WORK TO COMPLETE
An exact copy of the data is required; the images should not appear in it.

[MATERIAL SUPPLIED — start]

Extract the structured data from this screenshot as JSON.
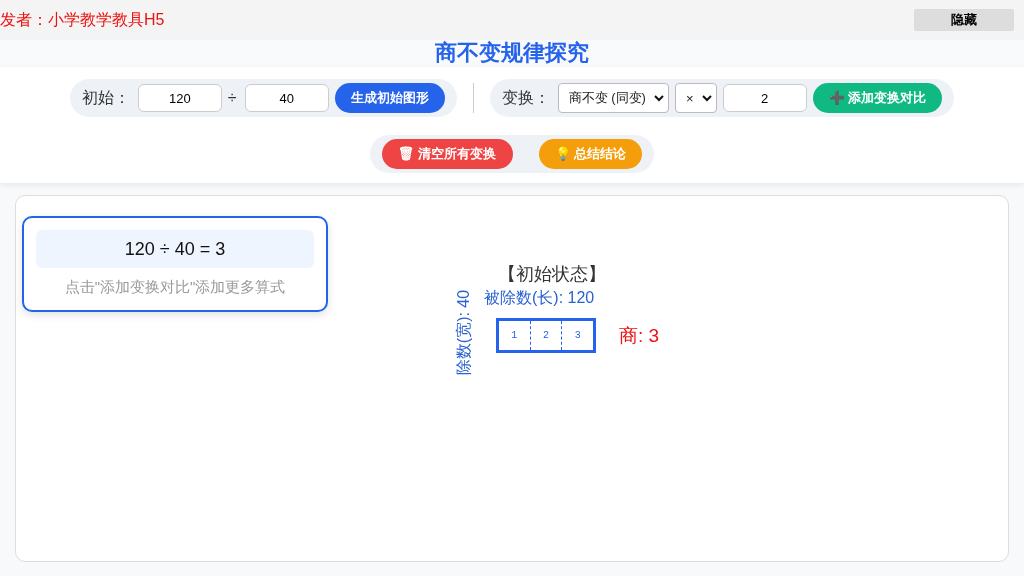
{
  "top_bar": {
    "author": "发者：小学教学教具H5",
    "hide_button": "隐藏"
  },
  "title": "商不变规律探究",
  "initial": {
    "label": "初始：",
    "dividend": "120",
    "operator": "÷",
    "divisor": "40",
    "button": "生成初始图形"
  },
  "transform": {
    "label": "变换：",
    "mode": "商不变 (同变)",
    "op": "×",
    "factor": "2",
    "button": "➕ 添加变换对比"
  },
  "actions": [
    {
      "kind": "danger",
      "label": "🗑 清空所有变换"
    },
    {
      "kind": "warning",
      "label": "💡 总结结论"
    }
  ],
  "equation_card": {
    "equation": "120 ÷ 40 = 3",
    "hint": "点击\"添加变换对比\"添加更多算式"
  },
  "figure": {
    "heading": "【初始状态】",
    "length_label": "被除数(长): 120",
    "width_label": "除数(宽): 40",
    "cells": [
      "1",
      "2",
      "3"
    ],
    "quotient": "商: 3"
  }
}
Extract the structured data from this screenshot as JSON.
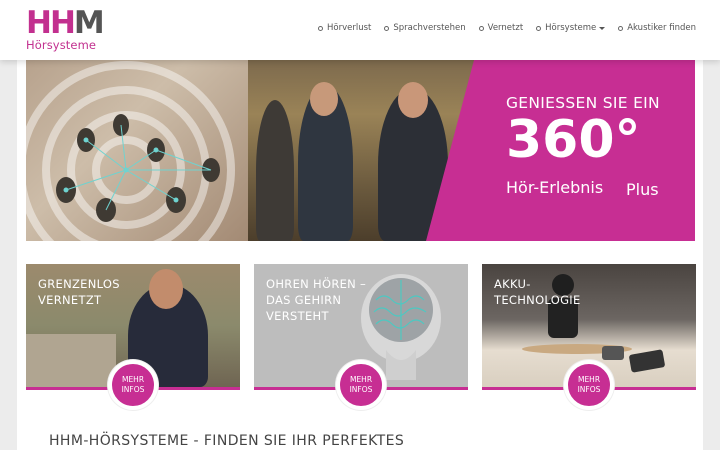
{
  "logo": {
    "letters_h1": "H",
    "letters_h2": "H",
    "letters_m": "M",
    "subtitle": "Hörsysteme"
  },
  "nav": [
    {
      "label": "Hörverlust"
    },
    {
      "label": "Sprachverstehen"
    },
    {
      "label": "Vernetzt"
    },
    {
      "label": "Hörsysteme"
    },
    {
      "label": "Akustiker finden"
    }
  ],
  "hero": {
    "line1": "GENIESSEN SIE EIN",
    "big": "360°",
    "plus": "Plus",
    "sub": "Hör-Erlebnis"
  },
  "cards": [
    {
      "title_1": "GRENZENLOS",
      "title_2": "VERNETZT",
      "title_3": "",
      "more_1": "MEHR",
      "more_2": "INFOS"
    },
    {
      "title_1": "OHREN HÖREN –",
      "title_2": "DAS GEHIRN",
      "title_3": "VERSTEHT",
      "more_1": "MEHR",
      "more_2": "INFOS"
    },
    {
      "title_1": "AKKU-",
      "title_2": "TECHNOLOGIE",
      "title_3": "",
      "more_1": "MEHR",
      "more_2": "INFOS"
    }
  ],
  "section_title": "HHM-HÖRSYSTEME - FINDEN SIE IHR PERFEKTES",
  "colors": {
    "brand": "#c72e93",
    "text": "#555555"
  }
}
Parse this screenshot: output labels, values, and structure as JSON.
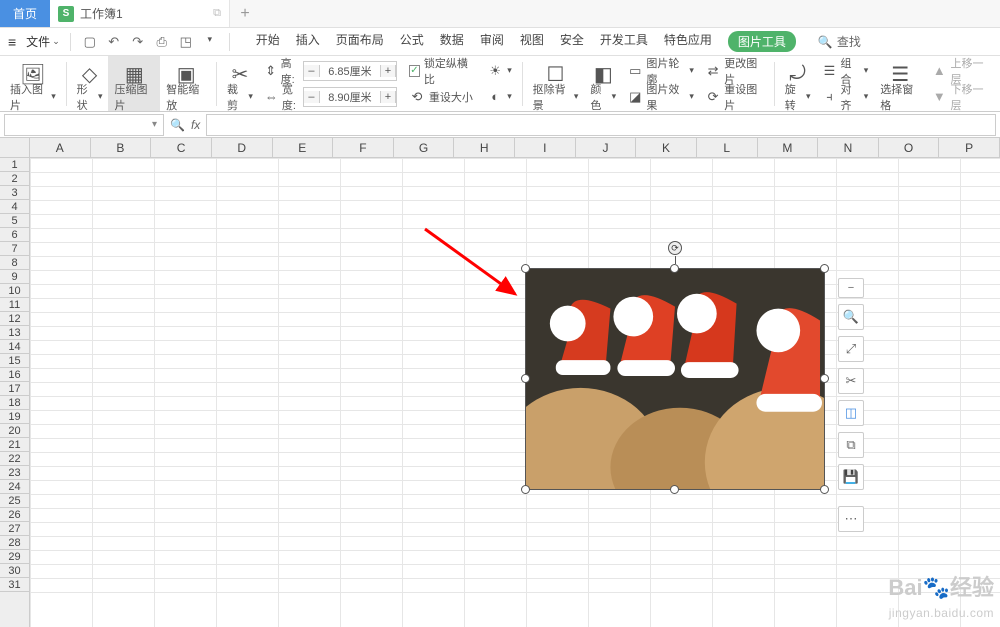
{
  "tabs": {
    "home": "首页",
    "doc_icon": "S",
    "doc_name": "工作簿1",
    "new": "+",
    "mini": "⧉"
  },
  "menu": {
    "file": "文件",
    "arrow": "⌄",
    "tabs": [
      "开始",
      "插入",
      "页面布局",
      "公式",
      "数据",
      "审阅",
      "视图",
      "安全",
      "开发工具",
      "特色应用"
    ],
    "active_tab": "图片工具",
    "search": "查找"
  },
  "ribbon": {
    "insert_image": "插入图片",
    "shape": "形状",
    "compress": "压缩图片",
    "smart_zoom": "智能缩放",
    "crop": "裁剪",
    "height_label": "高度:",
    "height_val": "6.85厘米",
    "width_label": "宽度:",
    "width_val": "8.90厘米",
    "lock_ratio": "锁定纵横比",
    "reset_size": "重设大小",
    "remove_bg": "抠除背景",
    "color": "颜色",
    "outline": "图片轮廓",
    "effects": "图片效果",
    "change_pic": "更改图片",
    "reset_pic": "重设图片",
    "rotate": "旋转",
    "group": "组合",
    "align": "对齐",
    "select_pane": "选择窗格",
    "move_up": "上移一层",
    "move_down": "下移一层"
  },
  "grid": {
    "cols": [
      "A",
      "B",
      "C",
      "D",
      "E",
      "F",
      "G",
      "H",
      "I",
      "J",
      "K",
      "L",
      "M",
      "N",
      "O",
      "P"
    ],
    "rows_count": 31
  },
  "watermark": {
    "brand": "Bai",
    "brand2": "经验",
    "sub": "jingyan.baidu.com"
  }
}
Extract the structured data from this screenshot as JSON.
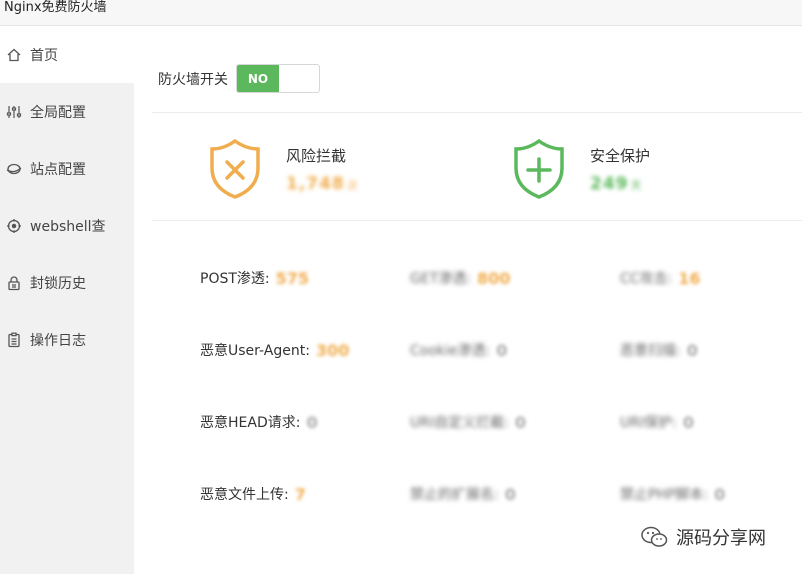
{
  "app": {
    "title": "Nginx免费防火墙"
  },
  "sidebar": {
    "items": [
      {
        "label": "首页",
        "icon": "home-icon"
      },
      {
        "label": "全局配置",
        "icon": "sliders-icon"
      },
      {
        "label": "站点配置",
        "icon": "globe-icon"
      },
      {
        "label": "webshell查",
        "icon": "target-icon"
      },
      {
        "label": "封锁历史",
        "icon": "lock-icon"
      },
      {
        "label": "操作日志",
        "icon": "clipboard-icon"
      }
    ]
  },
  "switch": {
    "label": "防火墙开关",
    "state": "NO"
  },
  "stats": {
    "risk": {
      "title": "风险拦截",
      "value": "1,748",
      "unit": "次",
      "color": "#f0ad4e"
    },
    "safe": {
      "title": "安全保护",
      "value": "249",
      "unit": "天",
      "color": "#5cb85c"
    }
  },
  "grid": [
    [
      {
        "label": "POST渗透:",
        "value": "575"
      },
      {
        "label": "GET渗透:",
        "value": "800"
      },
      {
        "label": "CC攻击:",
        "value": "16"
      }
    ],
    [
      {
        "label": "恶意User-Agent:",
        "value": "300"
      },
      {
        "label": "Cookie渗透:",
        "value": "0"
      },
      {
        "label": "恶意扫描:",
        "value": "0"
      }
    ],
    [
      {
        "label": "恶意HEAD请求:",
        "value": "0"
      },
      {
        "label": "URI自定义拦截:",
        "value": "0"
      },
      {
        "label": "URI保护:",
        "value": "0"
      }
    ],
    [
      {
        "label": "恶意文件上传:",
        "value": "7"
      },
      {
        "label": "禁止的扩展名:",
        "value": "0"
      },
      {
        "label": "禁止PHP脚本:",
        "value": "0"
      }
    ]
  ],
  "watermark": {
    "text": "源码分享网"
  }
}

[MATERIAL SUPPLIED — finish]

SOLUTION
Extract the structured data from this screenshot as JSON.
{
  "top_bar": {
    "author": "发者：小学教学教具H5",
    "hide_button": "隐藏"
  },
  "title": "商不变规律探究",
  "initial": {
    "label": "初始：",
    "dividend": "120",
    "operator": "÷",
    "divisor": "40",
    "button": "生成初始图形"
  },
  "transform": {
    "label": "变换：",
    "mode": "商不变 (同变)",
    "op": "×",
    "factor": "2",
    "button": "➕ 添加变换对比"
  },
  "actions": [
    {
      "kind": "danger",
      "label": "🗑 清空所有变换"
    },
    {
      "kind": "warning",
      "label": "💡 总结结论"
    }
  ],
  "equation_card": {
    "equation": "120 ÷ 40 = 3",
    "hint": "点击\"添加变换对比\"添加更多算式"
  },
  "figure": {
    "heading": "【初始状态】",
    "length_label": "被除数(长): 120",
    "width_label": "除数(宽): 40",
    "cells": [
      "1",
      "2",
      "3"
    ],
    "quotient": "商: 3"
  }
}
Extract the structured data from this screenshot as JSON.
{
  "logo": {
    "letters_h1": "H",
    "letters_h2": "H",
    "letters_m": "M",
    "subtitle": "Hörsysteme"
  },
  "nav": [
    {
      "label": "Hörverlust"
    },
    {
      "label": "Sprachverstehen"
    },
    {
      "label": "Vernetzt"
    },
    {
      "label": "Hörsysteme"
    },
    {
      "label": "Akustiker finden"
    }
  ],
  "hero": {
    "line1": "GENIESSEN SIE EIN",
    "big": "360°",
    "plus": "Plus",
    "sub": "Hör-Erlebnis"
  },
  "cards": [
    {
      "title_1": "GRENZENLOS",
      "title_2": "VERNETZT",
      "title_3": "",
      "more_1": "MEHR",
      "more_2": "INFOS"
    },
    {
      "title_1": "OHREN HÖREN –",
      "title_2": "DAS GEHIRN",
      "title_3": "VERSTEHT",
      "more_1": "MEHR",
      "more_2": "INFOS"
    },
    {
      "title_1": "AKKU-",
      "title_2": "TECHNOLOGIE",
      "title_3": "",
      "more_1": "MEHR",
      "more_2": "INFOS"
    }
  ],
  "section_title": "HHM-HÖRSYSTEME - FINDEN SIE IHR PERFEKTES",
  "colors": {
    "brand": "#c72e93",
    "text": "#555555"
  }
}
Parse this screenshot: output labels, values, and structure as JSON.
{
  "tabs": {
    "home": "首页",
    "doc_icon": "S",
    "doc_name": "工作簿1",
    "new": "+",
    "mini": "⧉"
  },
  "menu": {
    "file": "文件",
    "arrow": "⌄",
    "tabs": [
      "开始",
      "插入",
      "页面布局",
      "公式",
      "数据",
      "审阅",
      "视图",
      "安全",
      "开发工具",
      "特色应用"
    ],
    "active_tab": "图片工具",
    "search": "查找"
  },
  "ribbon": {
    "insert_image": "插入图片",
    "shape": "形状",
    "compress": "压缩图片",
    "smart_zoom": "智能缩放",
    "crop": "裁剪",
    "height_label": "高度:",
    "height_val": "6.85厘米",
    "width_label": "宽度:",
    "width_val": "8.90厘米",
    "lock_ratio": "锁定纵横比",
    "reset_size": "重设大小",
    "remove_bg": "抠除背景",
    "color": "颜色",
    "outline": "图片轮廓",
    "effects": "图片效果",
    "change_pic": "更改图片",
    "reset_pic": "重设图片",
    "rotate": "旋转",
    "group": "组合",
    "align": "对齐",
    "select_pane": "选择窗格",
    "move_up": "上移一层",
    "move_down": "下移一层"
  },
  "grid": {
    "cols": [
      "A",
      "B",
      "C",
      "D",
      "E",
      "F",
      "G",
      "H",
      "I",
      "J",
      "K",
      "L",
      "M",
      "N",
      "O",
      "P"
    ],
    "rows_count": 31
  },
  "watermark": {
    "brand": "Bai",
    "brand2": "经验",
    "sub": "jingyan.baidu.com"
  }
}
Extract the structured data from this screenshot as JSON.
{
  "app": {
    "title": "Nginx免费防火墙"
  },
  "sidebar": {
    "items": [
      {
        "label": "首页",
        "icon": "home-icon"
      },
      {
        "label": "全局配置",
        "icon": "sliders-icon"
      },
      {
        "label": "站点配置",
        "icon": "globe-icon"
      },
      {
        "label": "webshell查",
        "icon": "target-icon"
      },
      {
        "label": "封锁历史",
        "icon": "lock-icon"
      },
      {
        "label": "操作日志",
        "icon": "clipboard-icon"
      }
    ]
  },
  "switch": {
    "label": "防火墙开关",
    "state": "NO"
  },
  "stats": {
    "risk": {
      "title": "风险拦截",
      "value": "1,748",
      "unit": "次",
      "color": "#f0ad4e"
    },
    "safe": {
      "title": "安全保护",
      "value": "249",
      "unit": "天",
      "color": "#5cb85c"
    }
  },
  "grid": [
    [
      {
        "label": "POST渗透:",
        "value": "575"
      },
      {
        "label": "GET渗透:",
        "value": "800"
      },
      {
        "label": "CC攻击:",
        "value": "16"
      }
    ],
    [
      {
        "label": "恶意User-Agent:",
        "value": "300"
      },
      {
        "label": "Cookie渗透:",
        "value": "0"
      },
      {
        "label": "恶意扫描:",
        "value": "0"
      }
    ],
    [
      {
        "label": "恶意HEAD请求:",
        "value": "0"
      },
      {
        "label": "URI自定义拦截:",
        "value": "0"
      },
      {
        "label": "URI保护:",
        "value": "0"
      }
    ],
    [
      {
        "label": "恶意文件上传:",
        "value": "7"
      },
      {
        "label": "禁止的扩展名:",
        "value": "0"
      },
      {
        "label": "禁止PHP脚本:",
        "value": "0"
      }
    ]
  ],
  "watermark": {
    "text": "源码分享网"
  }
}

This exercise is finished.